Have you ever heard of Osteoporosis? Are you someone who suffers from extreme back pain as a result of a previous injury? Noticing a loss of height over time? A stooped posture, perhaps? Or, are you noticing that your bones are fragile and prone to fracturing? All of these are symptoms of Osteoporosis and it affects both men and women.
WHAT IS OSTEOPOROSIS?
Osteoporosis occurs when our bones lose minerals such as Calcium at a faster rate than the human body can replace them, causing a loss of bone thickness. This disease makes our bones become brittle, here’s how you can protect your bones with exercise:
IMPORTANCE OF PHYSICAL ACTIVITY:
Exercising with Osteoporosis can reduce the risk of falls as a small fall can turn out to be a fracture or broken bone due to the lack of strength in the bone. Falls are commonly caused by:
- Poor muscle strength
- Weak bones
- Difficulties with balance
- Poor Vision
Regular physical activity and exercise can play a huge role in maintaining, supporting and improving bone density. Exercise is also proven to increase the size, strength and capacity of our surrounding muscles around our bones. You can promote this by actively participating in regular exercise, thus proving to be a huge benefit in sustaining strong bones. We hear you, how can our bones be stronger by adding stress with exercise? It’s simple, our bones become stronger when we put a certain amount of impact or extra strain on them, we’re keeping it simple for you and listing the specific exercises we recommend being better for your bones:
- Weight bearing exercise: walking, jogging, running, skipping, team sports, impact aerobics and stair climbs
- Swimming, cycling
- Resistance training: lifting weights (this form of training becomes more challenging over time)
HOW OFTEN SHOULD I PARTICIPATE IN PHYSICAL ACTIVITY?
We strongly advise participating in exercise at least 3 times per week, whilst incorporating an exercise routine into your life. It is recommended to increase intensity over time and not straight away. This goes for the amount of weight used, degree of exercise difficulty, we may think that our bones and muscles can adapt, however, slow progress is long term progress and without the risk of injury or imbalances occurring.

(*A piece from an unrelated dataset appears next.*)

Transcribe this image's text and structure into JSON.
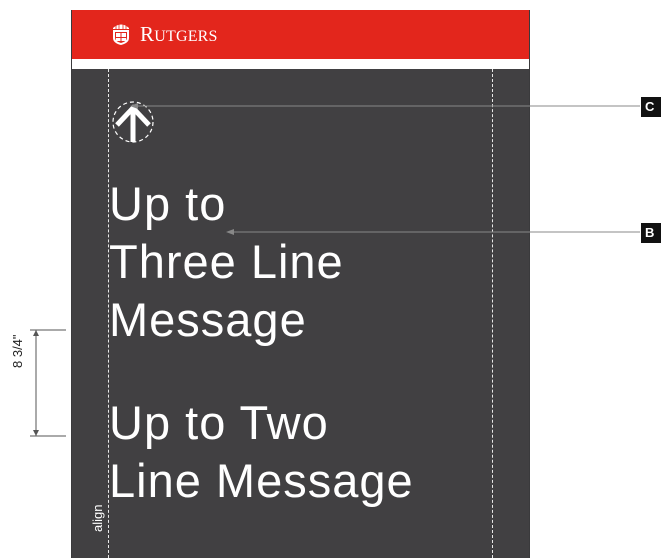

If you feel as though you, or someone you love would benefit from a customised exercise physiology program, contact our practice for more information on how our highly experienced staff can assist in managing Osteoporosis.